Another portable unit was put into place to cool a piece of equipment used to create incredibly thin layers of semiconductive material used in electronic nanotechnology, where amazing miniaturization of electronics is created. In this instance, the heat load was a little greater, so two 2-ton units were used.
"The job could have been accomplished with a single unit," said Henry.
"However, the room was already wired with 20-amp, 220-volt, 1-phase circuits, so using the two 2-ton units made sense from an easy installation perspective."
Again, a water and drain source was readily available, which made for an easy installation.
Still More ConcernsThe third area which needed cooling attention was an office which was converted to a small server room, housing several racks of servers requiring a total of 4 tons of cooling. This room was in a separate area of the building from the laboratories. The area above the drop ceiling, though not a true return air plenum, did have an opening to an adjacent area, which was a true return air plenum.
"A return air plenum is an ideal place to vent condenser air from portable air-cooled units" said Henry.
The heat from a small area - such as the sever room - was transferred to the plenum using a condenser vent kit, which consists of a special flanged ceiling tile and flex duct, which is connected to the ceiling tile and to the condenser discharge of the unit. The condenser air in the plenum is then brought back to the air handler and is distributed throughout a much larger area. In instances where the main system is operating, the condenser air is conditioned as it is drawn through the air handler.
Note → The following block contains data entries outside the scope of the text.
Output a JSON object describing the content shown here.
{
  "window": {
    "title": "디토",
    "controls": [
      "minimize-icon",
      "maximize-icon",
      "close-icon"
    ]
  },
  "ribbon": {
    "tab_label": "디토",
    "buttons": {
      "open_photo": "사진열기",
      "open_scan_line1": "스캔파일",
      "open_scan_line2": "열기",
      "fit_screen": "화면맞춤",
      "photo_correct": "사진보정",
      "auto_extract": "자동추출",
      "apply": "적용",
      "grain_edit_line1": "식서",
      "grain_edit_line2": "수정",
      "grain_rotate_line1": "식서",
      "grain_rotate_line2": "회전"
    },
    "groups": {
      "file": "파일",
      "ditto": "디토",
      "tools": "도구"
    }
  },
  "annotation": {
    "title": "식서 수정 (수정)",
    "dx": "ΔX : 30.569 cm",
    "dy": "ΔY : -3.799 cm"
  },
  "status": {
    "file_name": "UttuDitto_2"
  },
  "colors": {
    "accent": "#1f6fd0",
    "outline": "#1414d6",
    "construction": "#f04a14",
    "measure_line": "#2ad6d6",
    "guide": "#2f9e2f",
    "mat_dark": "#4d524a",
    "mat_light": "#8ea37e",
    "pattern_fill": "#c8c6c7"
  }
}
For this room, four Classic Plus 14 Movincool units were used.
The fourth and final area that required temporary cooling was a 2,500-square-foot room, which was jam-packed with row after row of electronic and computer equipment. This room is normally cooled by two 15-ton Liebert systems, but they were going to be off line due to the piping changeover.
This room presented some real challenges. The most obvious problem was that there was very little free space in the room.
"You need to be careful walking in the room, much less trying to cram 30 tons of cooling units in the space," explained Murphy.
"To complicate matters, the room in question was an interior room with no easy access to an outside opening. The one thing that was in our favor was that the room had a large double door opening, which opened to a wide hallway."
A plan was devised to use three 12-ton air-cooled units placed in the hallway outside of the room. The supply and return air would be brought into the room through one of the existing doorways. Just above the computer room was the mechanical penthouse. A chase located between the computer room and the hallway was used to run the power cord to the penthouse, where plenty of three-phase power was available.
"These Mobile Air Inc. 12-ton units are really designed as an outdoor unit with a propeller condenser fan," said Henry. "A variable-frequency drive [VFD] is used to control the condenser fan, allowing for a zero-degree, low-ambient operation. However, in this application, the VFD allowed the units to operate at a low noise level."
Because the temperature in the hallway was a relatively cool 69 degrees, the VFD spun the fan slowly, creating little fan noise. In order to prevent a buildup of excessive heat from the condenser within the hallway, additional fans were used to help direct the air down hallways and mixed it with the general building air.
Since this project took place in the winter months, taking the heat out of the computer room and adding that heat to the rest of the building was a benefit rather than a hindrance.
Publication date: 07/11/2005